Discussions on various themes had raged in Japan and US ahead of Obama’s much-anticipated visit. “That (nuclear bomb) was weapon of war. I thought it saved my life, and I think it saved millions of Japanese lives”, Jerry Yellin, the US fighter pilot who flew the last combat mission during the Pacific war, told Japan Times on Thursday.
Obama said that the wars of the modern age teach technological progress without an equivalent progress in human institutions can doom us. “The scientific revolution that led to the splitting of an atom requires a moral revolution as well”, he said.
“We stand here in the middle of this city and force ourselves to imagine the moment the bomb fell ... we listen to a silent cry,” said Obama, who also visited the Marine Corps Air Station in Iwakuni, south of Hiroshima, before arriving at the peace park.
Abe called Obama’s visit courageous and long-awaited. He said it would help the suffering of survivors and echoed the anti-nuclear sentiments.
“At any place in world, this tragedy must not be repeated again,” Abe said.
The visit presented a diplomatic tightrope for a US president trying to make history without ripping open old wounds.
Critics believe Obama’s mere presence in Hiroshima will be viewed as an apology for what they see as a justified attack. But he has also drawn praise from those who see it as a long overdue gesture for two allies ready to bury a troubled past.
Obama’s remarks showed a careful awareness of the sensitivities. He included both South Koreans and American prisoners of war in recounting the death toll at Hiroshima — a nod to advocates for both groups that publicly warned the president not to forget their dead.
Obama spoke broadly of the brutality of the war that begat the bombing, but did not assign blame.
After his remarks, he met with two survivors, but his remarks to the aging men were out of ear shot of reporters.
At one point, Obama could be seen laughing and smiling with 91-year-old Sunao Tsuboi, and he embraced Shigeaki Mori, 79, in a hug. But mostly, Obama just listened the men as they spoke through an interpreter.
The visit was meant to demonstrate the strength of the US-Japanese alliance, and Obama and Abe took each step together. The men walked along a tree-lined path, past an eternal flame, toward a river that flows by the domed building that many associate with Hiroshima.

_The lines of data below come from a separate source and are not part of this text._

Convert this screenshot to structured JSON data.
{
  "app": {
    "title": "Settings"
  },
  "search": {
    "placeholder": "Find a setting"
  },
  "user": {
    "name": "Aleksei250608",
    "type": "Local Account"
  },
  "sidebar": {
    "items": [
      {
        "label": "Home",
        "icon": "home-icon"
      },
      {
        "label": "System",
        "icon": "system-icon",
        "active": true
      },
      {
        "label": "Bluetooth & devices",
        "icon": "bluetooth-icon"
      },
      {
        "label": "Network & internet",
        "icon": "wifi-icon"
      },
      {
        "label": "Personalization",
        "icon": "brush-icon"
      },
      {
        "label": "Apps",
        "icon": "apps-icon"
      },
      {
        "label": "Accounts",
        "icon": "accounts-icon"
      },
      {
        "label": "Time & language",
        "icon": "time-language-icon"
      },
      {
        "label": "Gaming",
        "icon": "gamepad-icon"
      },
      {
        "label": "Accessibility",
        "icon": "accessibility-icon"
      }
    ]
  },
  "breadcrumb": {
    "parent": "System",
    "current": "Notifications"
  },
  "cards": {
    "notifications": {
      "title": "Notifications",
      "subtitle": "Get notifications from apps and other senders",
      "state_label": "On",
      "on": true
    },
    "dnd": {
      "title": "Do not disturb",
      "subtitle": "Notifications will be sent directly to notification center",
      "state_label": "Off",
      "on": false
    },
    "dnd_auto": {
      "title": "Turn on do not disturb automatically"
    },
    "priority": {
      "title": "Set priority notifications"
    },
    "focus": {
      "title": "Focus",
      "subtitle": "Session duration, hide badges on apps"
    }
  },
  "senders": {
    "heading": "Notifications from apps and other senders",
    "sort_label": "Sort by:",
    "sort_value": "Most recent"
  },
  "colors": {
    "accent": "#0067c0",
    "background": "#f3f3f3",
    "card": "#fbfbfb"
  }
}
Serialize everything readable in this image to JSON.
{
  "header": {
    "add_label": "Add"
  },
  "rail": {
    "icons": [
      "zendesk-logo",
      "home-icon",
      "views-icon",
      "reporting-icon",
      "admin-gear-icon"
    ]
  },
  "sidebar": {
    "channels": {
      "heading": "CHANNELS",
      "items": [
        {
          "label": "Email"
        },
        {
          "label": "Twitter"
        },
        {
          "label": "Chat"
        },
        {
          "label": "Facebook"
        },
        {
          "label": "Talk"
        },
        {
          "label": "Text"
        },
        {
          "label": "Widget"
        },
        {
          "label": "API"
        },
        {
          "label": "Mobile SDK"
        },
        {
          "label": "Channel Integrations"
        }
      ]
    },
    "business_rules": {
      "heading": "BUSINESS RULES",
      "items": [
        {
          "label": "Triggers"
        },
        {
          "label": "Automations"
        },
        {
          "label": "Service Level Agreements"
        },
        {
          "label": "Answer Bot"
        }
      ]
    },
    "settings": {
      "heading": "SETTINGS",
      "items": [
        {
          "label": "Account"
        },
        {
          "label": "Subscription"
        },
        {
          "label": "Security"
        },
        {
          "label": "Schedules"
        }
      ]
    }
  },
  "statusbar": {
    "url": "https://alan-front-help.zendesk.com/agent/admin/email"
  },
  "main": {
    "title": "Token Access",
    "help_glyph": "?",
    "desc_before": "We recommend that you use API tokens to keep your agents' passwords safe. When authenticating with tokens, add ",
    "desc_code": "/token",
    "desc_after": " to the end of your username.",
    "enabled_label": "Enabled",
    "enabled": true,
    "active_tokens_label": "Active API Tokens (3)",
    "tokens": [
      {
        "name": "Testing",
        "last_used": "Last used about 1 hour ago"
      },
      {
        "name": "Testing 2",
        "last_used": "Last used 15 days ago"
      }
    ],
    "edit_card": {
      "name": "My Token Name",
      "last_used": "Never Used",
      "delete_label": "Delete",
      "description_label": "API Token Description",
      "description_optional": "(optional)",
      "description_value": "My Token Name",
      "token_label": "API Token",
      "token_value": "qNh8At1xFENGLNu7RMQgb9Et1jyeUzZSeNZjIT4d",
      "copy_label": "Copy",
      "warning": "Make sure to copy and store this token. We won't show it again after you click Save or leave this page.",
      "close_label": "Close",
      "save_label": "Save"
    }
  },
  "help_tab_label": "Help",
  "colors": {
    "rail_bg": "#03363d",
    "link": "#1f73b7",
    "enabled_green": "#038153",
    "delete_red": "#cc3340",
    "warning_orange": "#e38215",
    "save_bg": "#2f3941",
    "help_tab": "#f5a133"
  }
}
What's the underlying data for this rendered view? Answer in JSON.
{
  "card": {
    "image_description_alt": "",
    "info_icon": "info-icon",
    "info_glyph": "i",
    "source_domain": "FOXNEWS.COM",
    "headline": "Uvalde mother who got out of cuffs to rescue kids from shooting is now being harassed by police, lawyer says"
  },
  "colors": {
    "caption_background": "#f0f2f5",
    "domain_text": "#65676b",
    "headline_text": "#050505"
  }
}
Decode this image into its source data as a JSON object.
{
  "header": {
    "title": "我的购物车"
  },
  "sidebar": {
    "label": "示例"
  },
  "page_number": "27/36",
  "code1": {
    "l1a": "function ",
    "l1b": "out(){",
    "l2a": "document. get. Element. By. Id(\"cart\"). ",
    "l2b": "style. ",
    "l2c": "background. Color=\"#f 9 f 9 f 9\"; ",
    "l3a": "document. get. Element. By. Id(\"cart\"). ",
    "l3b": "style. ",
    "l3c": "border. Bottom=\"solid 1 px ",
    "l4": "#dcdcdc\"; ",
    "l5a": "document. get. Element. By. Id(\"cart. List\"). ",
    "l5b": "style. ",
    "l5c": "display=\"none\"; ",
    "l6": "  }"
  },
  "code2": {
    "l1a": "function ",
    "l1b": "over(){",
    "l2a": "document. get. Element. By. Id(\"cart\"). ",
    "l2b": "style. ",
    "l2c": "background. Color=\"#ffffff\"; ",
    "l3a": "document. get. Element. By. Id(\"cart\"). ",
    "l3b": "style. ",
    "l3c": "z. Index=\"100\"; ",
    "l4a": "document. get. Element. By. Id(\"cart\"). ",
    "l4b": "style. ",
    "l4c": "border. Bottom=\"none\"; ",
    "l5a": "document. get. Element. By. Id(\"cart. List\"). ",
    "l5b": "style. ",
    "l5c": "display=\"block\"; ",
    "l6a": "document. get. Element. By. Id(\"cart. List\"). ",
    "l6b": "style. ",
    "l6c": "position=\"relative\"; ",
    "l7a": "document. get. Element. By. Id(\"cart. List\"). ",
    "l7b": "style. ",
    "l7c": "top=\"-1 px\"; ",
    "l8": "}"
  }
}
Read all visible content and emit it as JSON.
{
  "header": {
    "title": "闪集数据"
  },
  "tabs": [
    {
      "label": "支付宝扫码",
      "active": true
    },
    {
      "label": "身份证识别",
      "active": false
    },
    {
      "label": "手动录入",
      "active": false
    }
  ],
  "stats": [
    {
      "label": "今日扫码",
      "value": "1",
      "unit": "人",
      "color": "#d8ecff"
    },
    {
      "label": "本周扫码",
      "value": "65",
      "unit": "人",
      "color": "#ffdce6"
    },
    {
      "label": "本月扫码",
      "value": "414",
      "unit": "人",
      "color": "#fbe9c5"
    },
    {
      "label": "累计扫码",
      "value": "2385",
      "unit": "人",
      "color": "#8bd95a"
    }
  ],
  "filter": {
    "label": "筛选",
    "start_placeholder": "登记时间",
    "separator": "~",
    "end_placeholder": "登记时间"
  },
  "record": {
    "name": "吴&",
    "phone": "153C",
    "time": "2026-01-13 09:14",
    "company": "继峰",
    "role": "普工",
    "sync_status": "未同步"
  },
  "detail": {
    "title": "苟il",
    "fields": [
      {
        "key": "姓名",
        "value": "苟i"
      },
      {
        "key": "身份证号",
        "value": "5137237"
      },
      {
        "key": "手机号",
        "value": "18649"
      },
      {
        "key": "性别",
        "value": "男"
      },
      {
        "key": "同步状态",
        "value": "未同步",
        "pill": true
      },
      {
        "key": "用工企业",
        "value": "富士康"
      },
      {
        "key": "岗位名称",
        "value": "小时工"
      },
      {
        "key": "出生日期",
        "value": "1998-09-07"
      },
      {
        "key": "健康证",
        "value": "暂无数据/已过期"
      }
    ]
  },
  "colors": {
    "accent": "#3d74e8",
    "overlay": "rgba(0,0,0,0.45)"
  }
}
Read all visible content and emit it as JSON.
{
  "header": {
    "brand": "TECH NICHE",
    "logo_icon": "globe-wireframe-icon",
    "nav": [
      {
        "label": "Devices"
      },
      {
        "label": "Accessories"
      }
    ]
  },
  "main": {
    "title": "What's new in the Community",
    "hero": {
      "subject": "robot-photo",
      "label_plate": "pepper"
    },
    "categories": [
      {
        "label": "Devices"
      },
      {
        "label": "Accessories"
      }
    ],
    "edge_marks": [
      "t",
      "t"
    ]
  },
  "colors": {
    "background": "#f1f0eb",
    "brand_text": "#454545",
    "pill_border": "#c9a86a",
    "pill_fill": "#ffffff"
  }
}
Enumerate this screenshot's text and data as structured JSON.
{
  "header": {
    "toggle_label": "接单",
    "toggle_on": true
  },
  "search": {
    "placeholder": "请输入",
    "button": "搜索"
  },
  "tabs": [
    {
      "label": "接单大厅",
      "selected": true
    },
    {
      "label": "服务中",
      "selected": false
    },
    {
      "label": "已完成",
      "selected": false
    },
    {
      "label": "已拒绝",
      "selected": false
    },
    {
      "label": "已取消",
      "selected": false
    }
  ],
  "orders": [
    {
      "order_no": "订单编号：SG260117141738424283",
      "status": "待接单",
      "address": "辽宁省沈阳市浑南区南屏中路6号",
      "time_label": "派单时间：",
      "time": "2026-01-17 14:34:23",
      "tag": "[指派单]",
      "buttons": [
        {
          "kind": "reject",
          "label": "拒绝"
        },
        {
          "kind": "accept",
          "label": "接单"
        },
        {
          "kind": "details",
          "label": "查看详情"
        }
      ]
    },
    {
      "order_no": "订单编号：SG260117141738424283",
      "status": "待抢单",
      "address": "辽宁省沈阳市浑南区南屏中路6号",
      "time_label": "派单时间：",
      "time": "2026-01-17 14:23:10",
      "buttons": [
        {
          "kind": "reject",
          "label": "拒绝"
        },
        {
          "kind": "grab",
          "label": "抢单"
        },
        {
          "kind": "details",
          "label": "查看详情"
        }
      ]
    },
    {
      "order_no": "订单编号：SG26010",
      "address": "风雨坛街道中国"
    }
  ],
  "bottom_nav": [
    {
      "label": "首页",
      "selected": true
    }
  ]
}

They went to the lobby of the peace museum to sign the guest book: “We have known the agony of war. Let us now find the courage, together, to spread peace, and pursue a world without nuclear weapons,” Obama wrote, according to the White House.
The president’s call for a nuclear-free world was a far cry from the optimistic rallying cry he delivered as young, newly elected president. Obama did not employ his campaign slogan — “Yes, we can” — as he did in a speech in Prague in 2009. Instead, the president hoped for the “courage to escape the logic of fear” and spoke of diligent, incremental steps.
Those who come to ground zero at Hiroshima speak of its emotional impact, of the searing imagery of the exposed steel beams on the iconic A-bomb dome. The skeletal remains of the exhibition hall have become an international symbol of peace and a place for prayer.
Bomb survivor Kinuyo Ikegami, 82, paid her own respects at the cenotaph on Friday morning, well before Obama arrived, lighting incense and chanting a prayer.
Tears ran down her face as she described the immediate aftermath of the bomb.
“I could hear schoolchildren screaming: ‘Help me! Help me!’“ she said. “It was too pitiful, too horrible. Even now it fills me with emotion.”
Han Jeong-soon, the 58-year-old daughter of a Korean survivor, was also at the park Friday.
“The suffering, such as illness, gets carried on over the generations — that is what I want President Obama to know,” she said. “I want him to understand our sufferings.”
Obama’s visit is a moment 71 years in the making. Other American presidents considered coming, but the politics were still too sensitive, the emotions too raw. Jimmy Carter visited as a former president in 1984. (With inputs from AP)